Last week, as Barack Obama addressed a crowd of hundreds of thousands in Berlin, John McCain talked two people in a supermarket. What can McCain do about Obama's ability to outdraw him by many times?
Attack, that's what. McCain is running a new ad that tries to turn Obama's advantage into a liability by painting him as an out-of-touch "celebrity" rather than a heavyweight politician.
What's interesting to me about the ad campaign is the strategy of it. It's obviously a return to Karl Rove's tactic of attacking the opposition's strength head-on. And where did Rove get this tactic? I have an idea.
Al Ries and Jack Trout, advertising gurus and authors of Positioning and Marketing Warfare make this suggestion in the latter book: if you're not the market leader, find a weakness in the leader's strength and use that as your point of attack. Don't find a weakness in the leader's general position. Find a weakness in their strength.
For example, they point to a rental car ad once used (by Avis, I believe) to attack Hertz. Hertz is the number one rental car company and had most of the customers. So the rival lured customers with this slogan: "The line at our counter is shorter." The weakness in Hertz's strength was that it inevitably had longer lines.
Rove was obviously trying this same strategy. One of Obama's biggest strengths is his magnetism. He draws enormous crowds. So count on Rove's disciples to suggest that there's something wrong with drawing big crowds.
I don't think it will work. Hilary Clinton tried the same strategy of suggesting that Obama was a crowd-pleasing empty suit. Obama proved too smart for that. His campaign, including his recent foreign trip, has shown that his talent is genuine.
But meantime, how about turning the strategy around? Obama's team should find the weakness in McCain's strengths as use them to attack.
I'm not clever enough to do it for them, but here are a couple of thoughts. What are McCain's strengths? Experience, of two kinds: Washington experience and military experience.
Well, the Washington experience should be easy to attack. Yes, McCain's served as a Senator for a long time and really knows Washington politics. But politicians have always attacked that as a bad thing, and it should be particularly easy to do that now. With 74% of people thinking that the country is going in the wrong direction, it should be easy to attack Washington experience as a liability -- Washington is what got us on the wrong track. So say that yes, McCain is highly experienced -- at the same old politics that got us in the mess we're in now. We need to turn the page and start fresh, so McCain's experience is bad, not good.

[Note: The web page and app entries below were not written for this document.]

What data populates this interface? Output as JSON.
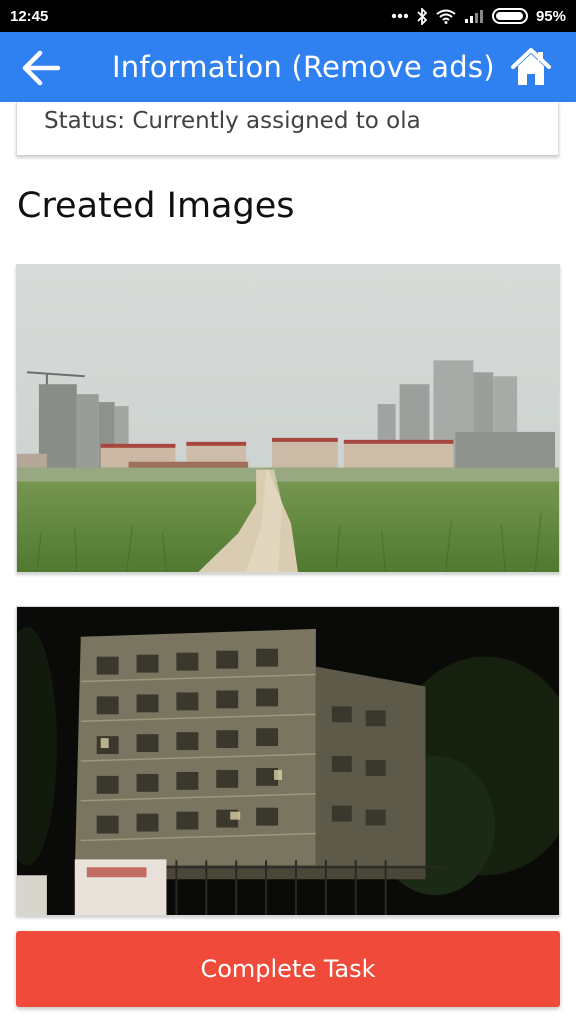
{
  "status_bar": {
    "time": "12:45",
    "battery_percent": "95%",
    "battery_level": 0.95,
    "icons": [
      "dots-icon",
      "bluetooth-icon",
      "wifi-icon",
      "signal-icon",
      "battery-icon"
    ]
  },
  "app_bar": {
    "title": "Information (Remove ads)",
    "back_icon": "arrow-left-icon",
    "home_icon": "home-icon",
    "color": "#2f80f1"
  },
  "task": {
    "status": "Status: Currently assigned to ola"
  },
  "images_section": {
    "heading": "Created Images",
    "images": [
      {
        "scene": "grass-field-with-dirt-path-and-distant-highrises"
      },
      {
        "scene": "old-apartment-building-at-night"
      }
    ]
  },
  "actions": {
    "complete_label": "Complete Task",
    "complete_color": "#f04a3a"
  }
}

The military experience is perhaps a little trickier -- Obama doesn't want to look weak and doesn't want to make it easier for Republicans to push the line that Democrats don't understand that the war on terror is a military matter. But some appropriate attack could be made here too. We've lived for nearly 8 years under an administration that was overly adventurous and trigger-happy and that didn't understand that starting a war is serious business and shouldn't be done lightly. Do we want four more years of that? Do we want someone who's already beating the drum about going to war on Iran? With the country already war-weary, McCain's military experience could be suitably painted as a liability, not an advantage.